Significantly, what was a few years ago considered a surprising and unusually unambiguous position has become the dominant Canadian political consensus. Liberal leader Justin Trudeau has issued a statement echoing the Conservatives’ strong support for Israel.
More remarkable has been Thomas Mulcair’s extraordinary success at turning his New Democratic Party from what was once a nest of Canada’s most vocal anti-Israel zealots into a moderate party in line with the other two mainstream parties. He has done this in the face of a small but venomous clutch of extreme Israel-haters. A writer on the website Rabble recently referred to “Mulcair’s abhorrence of Palestinian rights.” (We have been known to employ some extravagant semantics in this space, but for a really eccentric level of rhetoric almost unknown since the fall of the Berlin Wall, head over to Rabble for a nostalgic walk down memory lane.)
Mulcair’s accomplishment, of course, is derided by Israel’s enemies as proof that the craven Zionists have finally got their talons into the last of the major parties’ platforms. In reality, it is an acknowledgement that Canada’s body politic has recognized, alas, that morality and pragmatism demand that we stand with our allies and against those who seek to slaughter them. There is nothing novel in this – what was novel was the years when we went off the rails trying to play an “honest broker” role between a democratic, peace-seeking, pluralist Israel and the genocidal terrorists determined to destroy the country and kill its citizens.
There is a place for extreme views in a democracy – in extreme, fringe parties. Which may explain why Green party leader Elizabeth May is right now taking up an anti-Israel cudgel just as the rest of the civilized political spectrum is affirming the only position mainstream, moderate parties can justify.
There are tactical reasons, too. Israel-bashers insist that Harper’s Israel policy (and now that of the Liberals and NDP) is a sop to win Jewish votes, which suggests they are as bad at math as they are telling terrorists from allies. The “Jewish vote” in Canada is miniscule and shrinking, while the number of new Canadians coming from places where hatred of Israel is something akin to a birthright is growing.
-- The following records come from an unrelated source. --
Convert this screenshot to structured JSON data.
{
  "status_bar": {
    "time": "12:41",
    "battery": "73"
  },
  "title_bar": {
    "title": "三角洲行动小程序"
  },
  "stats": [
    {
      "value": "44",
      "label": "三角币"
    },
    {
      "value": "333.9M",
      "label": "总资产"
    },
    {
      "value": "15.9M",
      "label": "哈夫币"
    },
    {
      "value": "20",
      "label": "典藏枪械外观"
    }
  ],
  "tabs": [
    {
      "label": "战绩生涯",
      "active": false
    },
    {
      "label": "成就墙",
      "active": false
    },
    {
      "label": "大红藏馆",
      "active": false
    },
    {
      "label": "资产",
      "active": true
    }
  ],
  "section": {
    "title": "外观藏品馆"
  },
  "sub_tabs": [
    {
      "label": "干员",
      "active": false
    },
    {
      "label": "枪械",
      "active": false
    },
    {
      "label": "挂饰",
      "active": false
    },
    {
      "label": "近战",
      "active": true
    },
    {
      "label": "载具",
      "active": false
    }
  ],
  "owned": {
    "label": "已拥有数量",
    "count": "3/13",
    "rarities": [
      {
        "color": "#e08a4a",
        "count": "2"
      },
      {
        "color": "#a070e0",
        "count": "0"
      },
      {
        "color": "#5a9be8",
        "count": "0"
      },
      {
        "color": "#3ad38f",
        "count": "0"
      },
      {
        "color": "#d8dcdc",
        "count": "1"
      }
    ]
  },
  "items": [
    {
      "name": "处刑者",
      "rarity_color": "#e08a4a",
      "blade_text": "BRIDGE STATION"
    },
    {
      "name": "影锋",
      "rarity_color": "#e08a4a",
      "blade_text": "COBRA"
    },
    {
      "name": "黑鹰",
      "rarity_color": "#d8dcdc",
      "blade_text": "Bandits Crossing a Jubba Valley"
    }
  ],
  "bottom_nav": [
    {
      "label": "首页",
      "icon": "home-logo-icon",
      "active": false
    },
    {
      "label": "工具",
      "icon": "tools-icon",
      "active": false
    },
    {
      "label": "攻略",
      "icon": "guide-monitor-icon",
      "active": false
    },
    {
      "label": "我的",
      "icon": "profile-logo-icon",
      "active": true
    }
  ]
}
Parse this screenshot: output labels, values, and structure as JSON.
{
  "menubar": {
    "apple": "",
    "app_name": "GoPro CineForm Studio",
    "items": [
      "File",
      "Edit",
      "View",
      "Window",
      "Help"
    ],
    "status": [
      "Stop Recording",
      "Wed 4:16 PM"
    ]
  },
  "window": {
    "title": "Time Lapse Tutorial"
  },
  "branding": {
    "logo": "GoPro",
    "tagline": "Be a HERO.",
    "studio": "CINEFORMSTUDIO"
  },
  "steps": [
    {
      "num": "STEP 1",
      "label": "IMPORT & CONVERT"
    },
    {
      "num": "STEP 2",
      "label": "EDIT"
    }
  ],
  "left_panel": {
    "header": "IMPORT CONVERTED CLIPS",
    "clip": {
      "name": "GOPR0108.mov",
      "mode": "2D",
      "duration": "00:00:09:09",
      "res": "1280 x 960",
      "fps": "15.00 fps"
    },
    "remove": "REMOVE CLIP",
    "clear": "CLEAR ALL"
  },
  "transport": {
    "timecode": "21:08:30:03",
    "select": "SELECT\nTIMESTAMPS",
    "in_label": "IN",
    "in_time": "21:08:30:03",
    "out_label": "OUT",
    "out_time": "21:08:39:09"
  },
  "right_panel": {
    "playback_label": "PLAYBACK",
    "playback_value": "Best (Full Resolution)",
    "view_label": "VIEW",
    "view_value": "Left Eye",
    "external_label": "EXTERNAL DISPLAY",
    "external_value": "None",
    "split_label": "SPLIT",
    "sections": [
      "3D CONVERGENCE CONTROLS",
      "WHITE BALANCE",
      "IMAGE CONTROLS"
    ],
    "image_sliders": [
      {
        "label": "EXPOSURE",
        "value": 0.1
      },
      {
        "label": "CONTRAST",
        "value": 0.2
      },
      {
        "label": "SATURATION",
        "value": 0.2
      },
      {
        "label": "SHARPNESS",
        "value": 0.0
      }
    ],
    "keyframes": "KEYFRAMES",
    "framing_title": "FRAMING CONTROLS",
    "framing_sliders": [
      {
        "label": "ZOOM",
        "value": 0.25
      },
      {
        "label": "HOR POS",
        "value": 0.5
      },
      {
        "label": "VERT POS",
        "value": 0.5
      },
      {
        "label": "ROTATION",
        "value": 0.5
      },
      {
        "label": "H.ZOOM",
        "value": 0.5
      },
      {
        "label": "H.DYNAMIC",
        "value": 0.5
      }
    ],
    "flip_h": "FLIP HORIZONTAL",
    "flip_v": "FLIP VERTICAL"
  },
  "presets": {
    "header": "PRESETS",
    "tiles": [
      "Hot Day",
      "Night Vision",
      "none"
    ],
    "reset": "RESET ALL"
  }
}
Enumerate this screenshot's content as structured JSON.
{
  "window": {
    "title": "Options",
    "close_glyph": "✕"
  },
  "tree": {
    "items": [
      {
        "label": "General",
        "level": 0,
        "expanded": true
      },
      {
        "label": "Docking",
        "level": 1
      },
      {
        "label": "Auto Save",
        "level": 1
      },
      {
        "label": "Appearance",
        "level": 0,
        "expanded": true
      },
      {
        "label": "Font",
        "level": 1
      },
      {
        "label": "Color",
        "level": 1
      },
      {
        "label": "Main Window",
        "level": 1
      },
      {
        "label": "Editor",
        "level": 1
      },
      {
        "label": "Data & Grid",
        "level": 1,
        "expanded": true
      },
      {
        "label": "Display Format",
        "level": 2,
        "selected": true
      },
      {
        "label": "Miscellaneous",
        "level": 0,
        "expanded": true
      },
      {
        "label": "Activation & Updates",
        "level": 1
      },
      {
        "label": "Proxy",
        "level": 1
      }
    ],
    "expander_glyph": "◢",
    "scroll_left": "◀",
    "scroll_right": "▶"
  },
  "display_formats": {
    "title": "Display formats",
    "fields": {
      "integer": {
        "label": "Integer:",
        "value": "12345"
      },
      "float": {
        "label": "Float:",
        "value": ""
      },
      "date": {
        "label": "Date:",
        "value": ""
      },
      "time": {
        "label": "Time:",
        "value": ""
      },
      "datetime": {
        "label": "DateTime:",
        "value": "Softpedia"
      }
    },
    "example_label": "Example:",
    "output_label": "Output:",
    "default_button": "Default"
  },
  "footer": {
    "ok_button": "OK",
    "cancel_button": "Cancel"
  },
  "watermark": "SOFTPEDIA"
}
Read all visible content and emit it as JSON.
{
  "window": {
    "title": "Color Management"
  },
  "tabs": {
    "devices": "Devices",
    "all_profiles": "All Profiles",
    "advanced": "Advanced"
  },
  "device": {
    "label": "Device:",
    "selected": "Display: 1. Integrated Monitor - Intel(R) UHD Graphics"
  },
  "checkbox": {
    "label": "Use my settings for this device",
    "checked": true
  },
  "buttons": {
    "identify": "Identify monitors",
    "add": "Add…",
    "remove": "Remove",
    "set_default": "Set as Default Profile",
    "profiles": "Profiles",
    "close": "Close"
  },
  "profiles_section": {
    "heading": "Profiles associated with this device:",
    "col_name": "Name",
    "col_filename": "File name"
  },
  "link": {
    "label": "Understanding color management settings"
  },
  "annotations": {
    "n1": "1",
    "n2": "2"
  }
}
While the three main parties are doing the right thing, the Greens seem ready to welcome those who have been left out in the cold by a consensus that our country should stand with democracies when they are under assault from terrorists. It may be a political strategy for a tiny party seeking a foothold, but it doesn’t seem like a moral one.